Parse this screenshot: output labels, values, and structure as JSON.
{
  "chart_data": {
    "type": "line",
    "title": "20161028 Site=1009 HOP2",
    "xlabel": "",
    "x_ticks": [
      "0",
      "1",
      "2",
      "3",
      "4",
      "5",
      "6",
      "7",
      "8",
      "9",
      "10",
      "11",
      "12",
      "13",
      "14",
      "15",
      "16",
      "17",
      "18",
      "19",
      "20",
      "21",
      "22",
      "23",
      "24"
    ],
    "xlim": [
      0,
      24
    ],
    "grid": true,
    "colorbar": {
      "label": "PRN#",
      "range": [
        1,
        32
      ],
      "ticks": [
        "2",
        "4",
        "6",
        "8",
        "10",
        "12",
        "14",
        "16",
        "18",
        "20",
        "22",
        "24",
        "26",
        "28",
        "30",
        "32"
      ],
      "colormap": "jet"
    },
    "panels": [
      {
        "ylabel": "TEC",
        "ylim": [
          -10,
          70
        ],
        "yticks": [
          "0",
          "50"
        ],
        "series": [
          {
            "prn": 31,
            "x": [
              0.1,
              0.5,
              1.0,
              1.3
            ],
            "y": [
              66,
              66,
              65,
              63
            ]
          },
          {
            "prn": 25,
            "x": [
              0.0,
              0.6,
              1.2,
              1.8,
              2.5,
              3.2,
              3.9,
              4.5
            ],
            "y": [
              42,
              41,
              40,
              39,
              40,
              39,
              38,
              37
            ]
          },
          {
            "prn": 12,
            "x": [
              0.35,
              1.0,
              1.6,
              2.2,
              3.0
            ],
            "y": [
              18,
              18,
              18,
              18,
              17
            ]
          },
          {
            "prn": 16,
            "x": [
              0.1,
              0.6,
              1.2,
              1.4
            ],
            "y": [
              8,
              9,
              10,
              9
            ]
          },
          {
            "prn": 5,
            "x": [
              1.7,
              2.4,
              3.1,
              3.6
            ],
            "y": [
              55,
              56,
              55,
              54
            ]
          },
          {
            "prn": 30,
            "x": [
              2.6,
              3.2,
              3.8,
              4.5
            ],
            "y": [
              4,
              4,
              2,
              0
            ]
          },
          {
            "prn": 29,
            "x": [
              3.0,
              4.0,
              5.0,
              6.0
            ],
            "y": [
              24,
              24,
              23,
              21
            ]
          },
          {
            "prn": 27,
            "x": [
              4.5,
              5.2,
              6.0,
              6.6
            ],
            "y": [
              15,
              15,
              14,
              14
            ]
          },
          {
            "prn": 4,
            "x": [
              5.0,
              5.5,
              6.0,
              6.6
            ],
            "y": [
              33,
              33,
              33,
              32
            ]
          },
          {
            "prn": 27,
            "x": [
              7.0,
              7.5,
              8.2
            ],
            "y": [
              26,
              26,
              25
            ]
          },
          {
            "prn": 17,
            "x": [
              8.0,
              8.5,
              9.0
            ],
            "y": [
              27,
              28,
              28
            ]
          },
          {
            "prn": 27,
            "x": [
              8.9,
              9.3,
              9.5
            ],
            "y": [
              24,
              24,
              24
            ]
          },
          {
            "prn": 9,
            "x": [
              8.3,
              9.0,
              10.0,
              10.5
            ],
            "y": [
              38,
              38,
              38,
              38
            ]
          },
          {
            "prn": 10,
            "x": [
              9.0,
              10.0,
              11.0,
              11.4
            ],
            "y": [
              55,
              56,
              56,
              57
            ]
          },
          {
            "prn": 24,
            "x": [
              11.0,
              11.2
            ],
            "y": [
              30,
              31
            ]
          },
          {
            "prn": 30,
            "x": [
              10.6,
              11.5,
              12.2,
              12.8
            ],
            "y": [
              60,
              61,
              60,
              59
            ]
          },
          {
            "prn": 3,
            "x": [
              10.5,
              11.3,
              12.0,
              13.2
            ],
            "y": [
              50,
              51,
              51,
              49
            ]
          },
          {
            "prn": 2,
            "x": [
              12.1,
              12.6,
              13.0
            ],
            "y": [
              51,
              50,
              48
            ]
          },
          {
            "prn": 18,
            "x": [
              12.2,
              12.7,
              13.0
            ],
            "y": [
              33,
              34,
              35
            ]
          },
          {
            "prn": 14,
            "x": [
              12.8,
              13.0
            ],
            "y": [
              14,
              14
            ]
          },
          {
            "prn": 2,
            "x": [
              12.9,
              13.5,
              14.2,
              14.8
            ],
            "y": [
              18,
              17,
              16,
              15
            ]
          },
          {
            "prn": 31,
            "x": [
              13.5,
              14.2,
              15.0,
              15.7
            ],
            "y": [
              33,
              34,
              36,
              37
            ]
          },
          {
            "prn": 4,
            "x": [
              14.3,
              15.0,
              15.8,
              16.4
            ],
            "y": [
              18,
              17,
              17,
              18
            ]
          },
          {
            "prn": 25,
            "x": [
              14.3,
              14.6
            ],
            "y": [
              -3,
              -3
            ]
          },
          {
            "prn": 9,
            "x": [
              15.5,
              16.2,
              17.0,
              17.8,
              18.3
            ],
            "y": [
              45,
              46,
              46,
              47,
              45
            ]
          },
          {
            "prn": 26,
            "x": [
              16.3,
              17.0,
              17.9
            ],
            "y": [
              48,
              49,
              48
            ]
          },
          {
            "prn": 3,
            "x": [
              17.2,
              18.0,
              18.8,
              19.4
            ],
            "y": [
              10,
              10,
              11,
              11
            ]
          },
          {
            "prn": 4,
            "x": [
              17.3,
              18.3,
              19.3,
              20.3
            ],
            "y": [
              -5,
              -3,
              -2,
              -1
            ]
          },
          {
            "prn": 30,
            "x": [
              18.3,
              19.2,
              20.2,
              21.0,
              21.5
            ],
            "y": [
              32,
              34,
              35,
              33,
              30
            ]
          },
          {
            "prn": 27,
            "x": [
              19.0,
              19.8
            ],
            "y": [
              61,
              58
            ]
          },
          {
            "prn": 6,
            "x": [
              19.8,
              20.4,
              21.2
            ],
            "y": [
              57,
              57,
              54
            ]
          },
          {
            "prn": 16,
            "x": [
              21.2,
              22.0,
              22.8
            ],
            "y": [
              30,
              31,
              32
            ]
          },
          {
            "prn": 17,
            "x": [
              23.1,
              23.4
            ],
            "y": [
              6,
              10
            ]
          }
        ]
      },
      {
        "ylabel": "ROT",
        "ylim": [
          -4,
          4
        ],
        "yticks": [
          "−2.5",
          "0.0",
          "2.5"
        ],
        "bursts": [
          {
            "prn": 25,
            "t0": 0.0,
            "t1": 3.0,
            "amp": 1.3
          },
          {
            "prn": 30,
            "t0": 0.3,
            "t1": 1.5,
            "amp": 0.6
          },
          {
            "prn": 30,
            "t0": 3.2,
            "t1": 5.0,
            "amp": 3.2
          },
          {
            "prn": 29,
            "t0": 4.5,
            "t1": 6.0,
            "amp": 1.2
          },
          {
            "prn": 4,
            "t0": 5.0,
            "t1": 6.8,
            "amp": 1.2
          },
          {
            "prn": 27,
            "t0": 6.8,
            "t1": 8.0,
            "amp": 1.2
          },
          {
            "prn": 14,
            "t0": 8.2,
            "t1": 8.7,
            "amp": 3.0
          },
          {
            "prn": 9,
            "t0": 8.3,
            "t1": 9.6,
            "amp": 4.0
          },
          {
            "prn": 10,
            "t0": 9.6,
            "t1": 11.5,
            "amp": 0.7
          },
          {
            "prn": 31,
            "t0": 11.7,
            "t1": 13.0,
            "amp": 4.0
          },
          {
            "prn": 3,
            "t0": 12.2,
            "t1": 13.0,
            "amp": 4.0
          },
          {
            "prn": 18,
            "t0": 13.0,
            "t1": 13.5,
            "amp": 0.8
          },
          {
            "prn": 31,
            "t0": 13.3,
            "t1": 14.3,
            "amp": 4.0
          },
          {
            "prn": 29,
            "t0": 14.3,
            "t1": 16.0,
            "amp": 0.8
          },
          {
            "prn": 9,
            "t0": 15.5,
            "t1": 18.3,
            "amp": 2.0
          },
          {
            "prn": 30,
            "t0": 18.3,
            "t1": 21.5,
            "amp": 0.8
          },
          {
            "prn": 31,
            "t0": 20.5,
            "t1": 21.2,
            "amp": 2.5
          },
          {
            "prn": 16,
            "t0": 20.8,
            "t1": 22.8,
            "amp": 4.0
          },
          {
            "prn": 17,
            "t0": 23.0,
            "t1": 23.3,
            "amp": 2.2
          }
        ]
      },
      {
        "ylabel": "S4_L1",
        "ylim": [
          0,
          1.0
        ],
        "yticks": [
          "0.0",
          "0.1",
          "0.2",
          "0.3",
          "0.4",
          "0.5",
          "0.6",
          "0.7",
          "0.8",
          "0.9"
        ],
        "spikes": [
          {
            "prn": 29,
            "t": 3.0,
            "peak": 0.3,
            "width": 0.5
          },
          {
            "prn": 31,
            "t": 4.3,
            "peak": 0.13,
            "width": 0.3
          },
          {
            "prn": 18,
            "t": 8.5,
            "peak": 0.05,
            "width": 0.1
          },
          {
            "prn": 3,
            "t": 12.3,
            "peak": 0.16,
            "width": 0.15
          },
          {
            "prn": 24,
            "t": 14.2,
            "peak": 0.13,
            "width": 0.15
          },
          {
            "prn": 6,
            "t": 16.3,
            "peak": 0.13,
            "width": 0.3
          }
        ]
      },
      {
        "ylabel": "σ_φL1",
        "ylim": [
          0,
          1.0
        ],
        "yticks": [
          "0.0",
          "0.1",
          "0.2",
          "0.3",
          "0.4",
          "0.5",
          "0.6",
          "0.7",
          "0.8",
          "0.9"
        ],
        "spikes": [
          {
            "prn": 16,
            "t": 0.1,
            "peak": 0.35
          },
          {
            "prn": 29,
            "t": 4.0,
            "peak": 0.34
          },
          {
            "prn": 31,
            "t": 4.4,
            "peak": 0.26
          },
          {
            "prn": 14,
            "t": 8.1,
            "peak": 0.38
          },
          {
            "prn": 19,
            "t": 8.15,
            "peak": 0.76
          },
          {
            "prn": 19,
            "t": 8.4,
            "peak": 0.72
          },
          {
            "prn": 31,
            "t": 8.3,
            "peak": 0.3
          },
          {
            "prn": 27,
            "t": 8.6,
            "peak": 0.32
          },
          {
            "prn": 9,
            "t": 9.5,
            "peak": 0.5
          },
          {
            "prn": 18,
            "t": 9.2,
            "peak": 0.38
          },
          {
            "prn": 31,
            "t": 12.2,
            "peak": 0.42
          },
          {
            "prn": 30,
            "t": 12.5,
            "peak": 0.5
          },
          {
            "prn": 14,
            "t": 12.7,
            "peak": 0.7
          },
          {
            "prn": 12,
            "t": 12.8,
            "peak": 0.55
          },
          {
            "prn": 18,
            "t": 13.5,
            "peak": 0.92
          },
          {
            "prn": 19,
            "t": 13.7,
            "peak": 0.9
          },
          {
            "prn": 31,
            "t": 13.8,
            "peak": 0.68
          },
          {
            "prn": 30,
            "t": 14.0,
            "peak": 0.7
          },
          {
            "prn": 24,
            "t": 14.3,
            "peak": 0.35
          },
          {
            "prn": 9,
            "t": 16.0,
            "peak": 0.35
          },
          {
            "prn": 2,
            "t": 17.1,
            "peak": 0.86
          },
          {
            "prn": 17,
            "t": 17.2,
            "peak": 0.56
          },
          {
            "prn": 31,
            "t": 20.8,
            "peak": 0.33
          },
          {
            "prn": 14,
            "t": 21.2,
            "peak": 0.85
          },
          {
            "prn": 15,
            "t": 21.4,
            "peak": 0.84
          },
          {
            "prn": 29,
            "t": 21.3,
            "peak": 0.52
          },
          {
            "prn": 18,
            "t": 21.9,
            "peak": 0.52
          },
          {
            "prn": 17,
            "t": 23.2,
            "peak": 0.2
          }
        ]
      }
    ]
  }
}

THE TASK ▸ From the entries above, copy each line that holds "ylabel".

RESULT FOR THIS TASK ▸
        "ylabel": "TEC",
        "ylabel": "ROT",
        "ylabel": "S4_L1",
        "ylabel": "σ_φL1",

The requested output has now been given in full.